1.2 System of Units
Before looking at the three distinct modes of transfer, it is appropriate to introduce some terms
and units that apply to all of them. It is worth mentioning that we will be using the SI units
throughout this book:
The rate of heat flow will be denoted by the symbol Q . It is measured in Watts (W) and
multiples such as (kW) and (MW).
It is often convenient to specify the flow of energy as the heat flow per unit area which is
also known as heat flux. This is denoted by q . Note that, q Q / A where A is the area
through which the heat flows, and that the units of heat flux are (W/m2).
Naturally, temperatures play a major part in the study of heat transfer. The symbol T will be
used for temperature. In SI units, temperature is measured in Kelvin or Celsius: (K) and (qC).
Sometimes the symbol t is used for temperature, but this is not appropriate in the context of
transient heat transfer, where it is convenient to use that symbol for time. Temperature
difference is denoted in Kelvin (K).
The following three subsections describe the above mentioned three modes of heat flow in more
detail. Further details of conduction, convection and radiation will be presented in Chapters 2, 3
and 4 respectively. Chapter 5 gives a brief overview of Heat Exchangers theory and application
which draws on the work from the previous Chapters.
The conductive transfer is of immediate interest through solid materials. However, conduction
within fluids is also important as it is one of the mechanisms by which heat reaches and leaves
the surface of a solid. Moreover, the tiny voids within some solid materials contain gases that
conduct heat, albeit not very effectively unless they are replaced by liquids, an event which is not

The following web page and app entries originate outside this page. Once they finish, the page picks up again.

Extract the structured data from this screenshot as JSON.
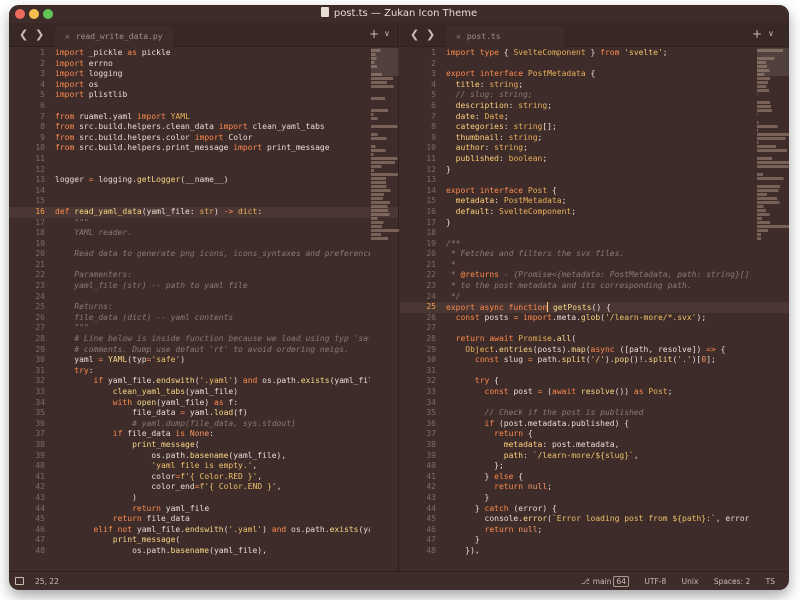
{
  "window": {
    "title": "post.ts — Zukan Icon Theme"
  },
  "left_pane": {
    "tab": {
      "label": "read_write_data.py"
    },
    "current_line": 16,
    "lines": [
      [
        [
          "kw",
          "import"
        ],
        [
          "t",
          " _pickle "
        ],
        [
          "kw",
          "as"
        ],
        [
          "t",
          " pickle"
        ]
      ],
      [
        [
          "kw",
          "import"
        ],
        [
          "t",
          " errno"
        ]
      ],
      [
        [
          "kw",
          "import"
        ],
        [
          "t",
          " logging"
        ]
      ],
      [
        [
          "kw",
          "import"
        ],
        [
          "t",
          " os"
        ]
      ],
      [
        [
          "kw",
          "import"
        ],
        [
          "t",
          " plistlib"
        ]
      ],
      [],
      [
        [
          "kw",
          "from"
        ],
        [
          "t",
          " ruamel.yaml "
        ],
        [
          "kw",
          "import"
        ],
        [
          "ty",
          " YAML"
        ]
      ],
      [
        [
          "kw",
          "from"
        ],
        [
          "t",
          " src.build.helpers.clean_data "
        ],
        [
          "kw",
          "import"
        ],
        [
          "t",
          " clean_yaml_tabs"
        ]
      ],
      [
        [
          "kw",
          "from"
        ],
        [
          "t",
          " src.build.helpers.color "
        ],
        [
          "kw",
          "import"
        ],
        [
          "t",
          " Color"
        ]
      ],
      [
        [
          "kw",
          "from"
        ],
        [
          "t",
          " src.build.helpers.print_message "
        ],
        [
          "kw",
          "import"
        ],
        [
          "t",
          " print_message"
        ]
      ],
      [],
      [],
      [
        [
          "t",
          "logger "
        ],
        [
          "kw",
          "="
        ],
        [
          "t",
          " logging."
        ],
        [
          "fn",
          "getLogger"
        ],
        [
          "t",
          "(__name__)"
        ]
      ],
      [],
      [],
      [
        [
          "kw",
          "def"
        ],
        [
          "fn",
          " read_yaml_data"
        ],
        [
          "t",
          "(yaml_file: "
        ],
        [
          "ty",
          "str"
        ],
        [
          "t",
          ") "
        ],
        [
          "kw",
          "->"
        ],
        [
          "ty",
          " dict"
        ],
        [
          "t",
          ":"
        ]
      ],
      [
        [
          "cm",
          "    \"\"\""
        ]
      ],
      [
        [
          "cm",
          "    YAML reader."
        ]
      ],
      [],
      [
        [
          "cm",
          "    Read data to generate png icons, icons_syntaxes and preferences"
        ]
      ],
      [],
      [
        [
          "cm",
          "    Paramenters:"
        ]
      ],
      [
        [
          "cm",
          "    yaml_file (str) -- path to yaml file"
        ]
      ],
      [],
      [
        [
          "cm",
          "    Returns:"
        ]
      ],
      [
        [
          "cm",
          "    file_data (dict) -- yaml contents"
        ]
      ],
      [
        [
          "cm",
          "    \"\"\""
        ]
      ],
      [
        [
          "cm",
          "    # Line below is inside function because we load using typ 'safe'"
        ]
      ],
      [
        [
          "cm",
          "    # comments. Dump use defaut 'rt' to avoid ordering neigs."
        ]
      ],
      [
        [
          "t",
          "    yaml "
        ],
        [
          "kw",
          "="
        ],
        [
          "fn",
          " YAML"
        ],
        [
          "t",
          "(typ"
        ],
        [
          "kw",
          "="
        ],
        [
          "str",
          "'safe'"
        ],
        [
          "t",
          ")"
        ]
      ],
      [
        [
          "kw",
          "    try"
        ],
        [
          "t",
          ":"
        ]
      ],
      [
        [
          "kw",
          "        if"
        ],
        [
          "t",
          " yaml_file."
        ],
        [
          "fn",
          "endswith"
        ],
        [
          "t",
          "("
        ],
        [
          "str",
          "'.yaml'"
        ],
        [
          "t",
          ") "
        ],
        [
          "kw",
          "and"
        ],
        [
          "t",
          " os.path."
        ],
        [
          "fn",
          "exists"
        ],
        [
          "t",
          "(yaml_file):"
        ]
      ],
      [
        [
          "fn",
          "            clean_yaml_tabs"
        ],
        [
          "t",
          "(yaml_file)"
        ]
      ],
      [
        [
          "kw",
          "            with"
        ],
        [
          "fn",
          " open"
        ],
        [
          "t",
          "(yaml_file) "
        ],
        [
          "kw",
          "as"
        ],
        [
          "t",
          " f:"
        ]
      ],
      [
        [
          "t",
          "                file_data "
        ],
        [
          "kw",
          "="
        ],
        [
          "t",
          " yaml."
        ],
        [
          "fn",
          "load"
        ],
        [
          "t",
          "(f)"
        ]
      ],
      [
        [
          "cm",
          "                # yaml.dump(file_data, sys.stdout)"
        ]
      ],
      [
        [
          "kw",
          "            if"
        ],
        [
          "t",
          " file_data "
        ],
        [
          "kw",
          "is"
        ],
        [
          "num",
          " None"
        ],
        [
          "t",
          ":"
        ]
      ],
      [
        [
          "fn",
          "                print_message"
        ],
        [
          "t",
          "("
        ]
      ],
      [
        [
          "t",
          "                    os.path."
        ],
        [
          "fn",
          "basename"
        ],
        [
          "t",
          "(yaml_file),"
        ]
      ],
      [
        [
          "str",
          "                    'yaml file is empty.'"
        ],
        [
          "t",
          ","
        ]
      ],
      [
        [
          "t",
          "                    color"
        ],
        [
          "kw",
          "="
        ],
        [
          "str",
          "f'{ Color.RED }'"
        ],
        [
          "t",
          ","
        ]
      ],
      [
        [
          "t",
          "                    color_end"
        ],
        [
          "kw",
          "="
        ],
        [
          "str",
          "f'{ Color.END }'"
        ],
        [
          "t",
          ","
        ]
      ],
      [
        [
          "t",
          "                )"
        ]
      ],
      [
        [
          "kw",
          "                return"
        ],
        [
          "t",
          " yaml_file"
        ]
      ],
      [
        [
          "kw",
          "            return"
        ],
        [
          "t",
          " file_data"
        ]
      ],
      [
        [
          "kw",
          "        elif not"
        ],
        [
          "t",
          " yaml_file."
        ],
        [
          "fn",
          "endswith"
        ],
        [
          "t",
          "("
        ],
        [
          "str",
          "'.yaml'"
        ],
        [
          "t",
          ") "
        ],
        [
          "kw",
          "and"
        ],
        [
          "t",
          " os.path."
        ],
        [
          "fn",
          "exists"
        ],
        [
          "t",
          "(yaml_file):"
        ]
      ],
      [
        [
          "fn",
          "            print_message"
        ],
        [
          "t",
          "("
        ]
      ],
      [
        [
          "t",
          "                os.path."
        ],
        [
          "fn",
          "basename"
        ],
        [
          "t",
          "(yaml_file),"
        ]
      ]
    ]
  },
  "right_pane": {
    "tab": {
      "label": "post.ts"
    },
    "current_line": 25,
    "lines": [
      [
        [
          "kw",
          "import type"
        ],
        [
          "t",
          " { "
        ],
        [
          "ty",
          "SvelteComponent"
        ],
        [
          "t",
          " } "
        ],
        [
          "kw",
          "from"
        ],
        [
          "str",
          " 'svelte'"
        ],
        [
          "t",
          ";"
        ]
      ],
      [],
      [
        [
          "kw",
          "export interface"
        ],
        [
          "ty",
          " PostMetadata"
        ],
        [
          "t",
          " {"
        ]
      ],
      [
        [
          "pr",
          "  title"
        ],
        [
          "t",
          ": "
        ],
        [
          "ty",
          "string"
        ],
        [
          "t",
          ";"
        ]
      ],
      [
        [
          "cm",
          "  // slug: string;"
        ]
      ],
      [
        [
          "pr",
          "  description"
        ],
        [
          "t",
          ": "
        ],
        [
          "ty",
          "string"
        ],
        [
          "t",
          ";"
        ]
      ],
      [
        [
          "pr",
          "  date"
        ],
        [
          "t",
          ": "
        ],
        [
          "ty",
          "Date"
        ],
        [
          "t",
          ";"
        ]
      ],
      [
        [
          "pr",
          "  categories"
        ],
        [
          "t",
          ": "
        ],
        [
          "ty",
          "string"
        ],
        [
          "t",
          "[];"
        ]
      ],
      [
        [
          "pr",
          "  thumbnail"
        ],
        [
          "t",
          ": "
        ],
        [
          "ty",
          "string"
        ],
        [
          "t",
          ";"
        ]
      ],
      [
        [
          "pr",
          "  author"
        ],
        [
          "t",
          ": "
        ],
        [
          "ty",
          "string"
        ],
        [
          "t",
          ";"
        ]
      ],
      [
        [
          "pr",
          "  published"
        ],
        [
          "t",
          ": "
        ],
        [
          "ty",
          "boolean"
        ],
        [
          "t",
          ";"
        ]
      ],
      [
        [
          "t",
          "}"
        ]
      ],
      [],
      [
        [
          "kw",
          "export interface"
        ],
        [
          "ty",
          " Post"
        ],
        [
          "t",
          " {"
        ]
      ],
      [
        [
          "pr",
          "  metadata"
        ],
        [
          "t",
          ": "
        ],
        [
          "ty",
          "PostMetadata"
        ],
        [
          "t",
          ";"
        ]
      ],
      [
        [
          "pr",
          "  default"
        ],
        [
          "t",
          ": "
        ],
        [
          "ty",
          "SvelteComponent"
        ],
        [
          "t",
          ";"
        ]
      ],
      [
        [
          "t",
          "}"
        ]
      ],
      [],
      [
        [
          "cm",
          "/**"
        ]
      ],
      [
        [
          "cm",
          " * Fetches and filters the svx files."
        ]
      ],
      [
        [
          "cm",
          " *"
        ]
      ],
      [
        [
          "cm",
          " * "
        ],
        [
          "kw",
          "@returns"
        ],
        [
          "cm",
          " - {Promise<{metadata: PostMetadata, path: string}[]>}"
        ]
      ],
      [
        [
          "cm",
          " * to the post metadata and its corresponding path."
        ]
      ],
      [
        [
          "cm",
          " */"
        ]
      ],
      [
        [
          "kw",
          "export async function"
        ],
        [
          "fn",
          " getPosts"
        ],
        [
          "t",
          "() {"
        ]
      ],
      [
        [
          "kw",
          "  const"
        ],
        [
          "t",
          " posts "
        ],
        [
          "kw",
          "="
        ],
        [
          "kw",
          " import"
        ],
        [
          "t",
          ".meta."
        ],
        [
          "fn",
          "glob"
        ],
        [
          "t",
          "("
        ],
        [
          "str",
          "'/learn-more/*.svx'"
        ],
        [
          "t",
          ");"
        ]
      ],
      [],
      [
        [
          "kw",
          "  return await"
        ],
        [
          "ty",
          " Promise"
        ],
        [
          "t",
          "."
        ],
        [
          "fn",
          "all"
        ],
        [
          "t",
          "("
        ]
      ],
      [
        [
          "ty",
          "    Object"
        ],
        [
          "t",
          "."
        ],
        [
          "fn",
          "entries"
        ],
        [
          "t",
          "(posts)."
        ],
        [
          "fn",
          "map"
        ],
        [
          "t",
          "("
        ],
        [
          "kw",
          "async"
        ],
        [
          "t",
          " ([path, resolve]) "
        ],
        [
          "kw",
          "=>"
        ],
        [
          "t",
          " {"
        ]
      ],
      [
        [
          "kw",
          "      const"
        ],
        [
          "t",
          " slug "
        ],
        [
          "kw",
          "="
        ],
        [
          "t",
          " path."
        ],
        [
          "fn",
          "split"
        ],
        [
          "t",
          "("
        ],
        [
          "str",
          "'/'"
        ],
        [
          "t",
          ")."
        ],
        [
          "fn",
          "pop"
        ],
        [
          "t",
          "()!."
        ],
        [
          "fn",
          "split"
        ],
        [
          "t",
          "("
        ],
        [
          "str",
          "'.'"
        ],
        [
          "t",
          ")["
        ],
        [
          "num",
          "0"
        ],
        [
          "t",
          "];"
        ]
      ],
      [],
      [
        [
          "kw",
          "      try"
        ],
        [
          "t",
          " {"
        ]
      ],
      [
        [
          "kw",
          "        const"
        ],
        [
          "t",
          " post "
        ],
        [
          "kw",
          "="
        ],
        [
          "t",
          " ("
        ],
        [
          "kw",
          "await"
        ],
        [
          "fn",
          " resolve"
        ],
        [
          "t",
          "()) "
        ],
        [
          "kw",
          "as"
        ],
        [
          "ty",
          " Post"
        ],
        [
          "t",
          ";"
        ]
      ],
      [],
      [
        [
          "cm",
          "        // Check if the post is published"
        ]
      ],
      [
        [
          "kw",
          "        if"
        ],
        [
          "t",
          " (post.metadata.published) {"
        ]
      ],
      [
        [
          "kw",
          "          return"
        ],
        [
          "t",
          " {"
        ]
      ],
      [
        [
          "pr",
          "            metadata"
        ],
        [
          "t",
          ": post.metadata,"
        ]
      ],
      [
        [
          "pr",
          "            path"
        ],
        [
          "t",
          ": "
        ],
        [
          "str",
          "`/learn-more/${slug}`"
        ],
        [
          "t",
          ","
        ]
      ],
      [
        [
          "t",
          "          };"
        ]
      ],
      [
        [
          "t",
          "        } "
        ],
        [
          "kw",
          "else"
        ],
        [
          "t",
          " {"
        ]
      ],
      [
        [
          "kw",
          "          return"
        ],
        [
          "num",
          " null"
        ],
        [
          "t",
          ";"
        ]
      ],
      [
        [
          "t",
          "        }"
        ]
      ],
      [
        [
          "t",
          "      } "
        ],
        [
          "kw",
          "catch"
        ],
        [
          "t",
          " (error) {"
        ]
      ],
      [
        [
          "t",
          "        console."
        ],
        [
          "fn",
          "error"
        ],
        [
          "t",
          "("
        ],
        [
          "str",
          "`Error loading post from ${path}:`"
        ],
        [
          "t",
          ", error);"
        ]
      ],
      [
        [
          "kw",
          "        return"
        ],
        [
          "num",
          " null"
        ],
        [
          "t",
          ";"
        ]
      ],
      [
        [
          "t",
          "      }"
        ]
      ],
      [
        [
          "t",
          "    }),"
        ]
      ]
    ]
  },
  "status_bar": {
    "cursor_position": "25, 22",
    "branch_label": "main",
    "branch_count": "64",
    "encoding": "UTF-8",
    "line_endings": "Unix",
    "indentation": "Spaces: 2",
    "syntax": "TS"
  },
  "theme_colors": {
    "background": "#3d2c2a",
    "keyword": "#ff8a4c",
    "string": "#eec06a",
    "comment": "#8a7a72",
    "function": "#f8d887",
    "current_line_number": "#f0a050"
  }
}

uncommon. Provided that a fluid is still or very slowly moving, the following analysis for solids
is also applicable to conductive heat flow through a fluid.